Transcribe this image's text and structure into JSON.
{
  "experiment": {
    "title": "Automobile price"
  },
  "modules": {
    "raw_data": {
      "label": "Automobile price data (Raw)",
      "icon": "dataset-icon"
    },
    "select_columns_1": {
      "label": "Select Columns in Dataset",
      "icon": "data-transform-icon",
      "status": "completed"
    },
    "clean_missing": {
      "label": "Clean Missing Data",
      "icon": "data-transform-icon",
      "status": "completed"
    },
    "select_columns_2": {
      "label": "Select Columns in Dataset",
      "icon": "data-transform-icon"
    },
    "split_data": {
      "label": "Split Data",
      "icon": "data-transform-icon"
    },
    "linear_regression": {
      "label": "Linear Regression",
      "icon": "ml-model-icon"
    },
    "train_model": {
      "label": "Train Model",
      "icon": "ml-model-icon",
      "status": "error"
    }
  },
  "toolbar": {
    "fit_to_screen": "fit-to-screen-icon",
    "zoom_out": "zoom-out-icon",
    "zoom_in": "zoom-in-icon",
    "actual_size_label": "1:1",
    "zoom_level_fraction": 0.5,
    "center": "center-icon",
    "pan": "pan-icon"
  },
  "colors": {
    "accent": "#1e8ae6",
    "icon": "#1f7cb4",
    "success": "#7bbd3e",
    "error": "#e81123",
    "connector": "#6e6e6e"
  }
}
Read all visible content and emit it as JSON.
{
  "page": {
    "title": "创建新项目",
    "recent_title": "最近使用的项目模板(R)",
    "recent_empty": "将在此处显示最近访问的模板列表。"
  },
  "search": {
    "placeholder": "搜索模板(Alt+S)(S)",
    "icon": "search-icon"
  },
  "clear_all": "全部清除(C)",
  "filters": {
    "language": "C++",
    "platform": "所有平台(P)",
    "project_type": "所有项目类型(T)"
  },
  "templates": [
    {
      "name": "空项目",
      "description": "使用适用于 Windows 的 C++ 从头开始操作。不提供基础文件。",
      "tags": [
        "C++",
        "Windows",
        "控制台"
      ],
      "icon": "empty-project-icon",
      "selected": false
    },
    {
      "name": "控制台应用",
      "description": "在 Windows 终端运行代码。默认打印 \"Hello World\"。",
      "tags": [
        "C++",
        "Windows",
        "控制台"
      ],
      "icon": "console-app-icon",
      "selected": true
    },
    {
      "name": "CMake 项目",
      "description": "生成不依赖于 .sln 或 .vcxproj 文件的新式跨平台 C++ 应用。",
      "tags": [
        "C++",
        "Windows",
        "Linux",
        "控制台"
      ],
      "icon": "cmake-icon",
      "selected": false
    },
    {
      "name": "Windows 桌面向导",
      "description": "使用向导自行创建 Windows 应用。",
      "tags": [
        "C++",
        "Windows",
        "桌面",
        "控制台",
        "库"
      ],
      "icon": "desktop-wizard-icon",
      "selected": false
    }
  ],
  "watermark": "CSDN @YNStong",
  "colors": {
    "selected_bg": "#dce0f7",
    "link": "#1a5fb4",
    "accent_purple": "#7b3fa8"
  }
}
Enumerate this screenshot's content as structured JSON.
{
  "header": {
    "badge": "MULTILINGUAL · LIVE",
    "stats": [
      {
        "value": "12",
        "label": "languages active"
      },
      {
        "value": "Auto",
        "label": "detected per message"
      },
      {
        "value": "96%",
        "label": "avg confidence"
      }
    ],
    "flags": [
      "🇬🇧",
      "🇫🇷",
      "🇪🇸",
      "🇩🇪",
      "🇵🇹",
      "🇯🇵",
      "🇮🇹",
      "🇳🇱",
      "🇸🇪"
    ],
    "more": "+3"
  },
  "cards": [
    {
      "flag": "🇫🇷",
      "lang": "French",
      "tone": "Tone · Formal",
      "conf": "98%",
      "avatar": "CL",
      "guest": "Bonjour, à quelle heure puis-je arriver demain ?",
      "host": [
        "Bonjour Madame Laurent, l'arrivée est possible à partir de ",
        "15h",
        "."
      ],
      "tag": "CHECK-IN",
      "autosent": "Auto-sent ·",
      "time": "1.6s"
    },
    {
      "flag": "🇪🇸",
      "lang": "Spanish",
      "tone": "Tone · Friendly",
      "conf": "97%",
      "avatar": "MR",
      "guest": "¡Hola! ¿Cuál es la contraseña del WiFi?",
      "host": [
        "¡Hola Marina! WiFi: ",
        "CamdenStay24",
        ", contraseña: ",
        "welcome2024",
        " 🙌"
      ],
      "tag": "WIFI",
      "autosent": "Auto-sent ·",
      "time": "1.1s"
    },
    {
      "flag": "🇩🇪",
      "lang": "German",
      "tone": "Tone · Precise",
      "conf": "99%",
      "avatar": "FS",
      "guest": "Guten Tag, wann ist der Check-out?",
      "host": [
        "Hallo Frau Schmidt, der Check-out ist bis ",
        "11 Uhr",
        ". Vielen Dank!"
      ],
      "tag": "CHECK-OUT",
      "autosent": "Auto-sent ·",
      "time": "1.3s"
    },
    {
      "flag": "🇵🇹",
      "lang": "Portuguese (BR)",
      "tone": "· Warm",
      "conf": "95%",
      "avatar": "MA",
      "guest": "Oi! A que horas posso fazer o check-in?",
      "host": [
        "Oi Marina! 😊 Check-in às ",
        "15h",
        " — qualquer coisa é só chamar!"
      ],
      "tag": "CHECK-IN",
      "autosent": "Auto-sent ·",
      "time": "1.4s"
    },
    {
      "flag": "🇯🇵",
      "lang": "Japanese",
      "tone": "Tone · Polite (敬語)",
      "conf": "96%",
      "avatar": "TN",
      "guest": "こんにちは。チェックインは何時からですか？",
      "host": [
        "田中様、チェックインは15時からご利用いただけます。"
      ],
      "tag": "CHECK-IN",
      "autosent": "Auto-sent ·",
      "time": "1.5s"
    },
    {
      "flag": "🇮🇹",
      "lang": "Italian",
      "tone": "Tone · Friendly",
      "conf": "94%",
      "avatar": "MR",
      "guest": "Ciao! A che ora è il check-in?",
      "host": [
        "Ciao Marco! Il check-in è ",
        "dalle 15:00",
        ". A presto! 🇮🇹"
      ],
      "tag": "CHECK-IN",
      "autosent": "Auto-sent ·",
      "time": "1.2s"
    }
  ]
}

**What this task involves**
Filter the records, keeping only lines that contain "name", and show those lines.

**Exercise response**
      "name": "空项目",
      "name": "控制台应用",
      "name": "CMake 项目",
      "name": "Windows 桌面向导",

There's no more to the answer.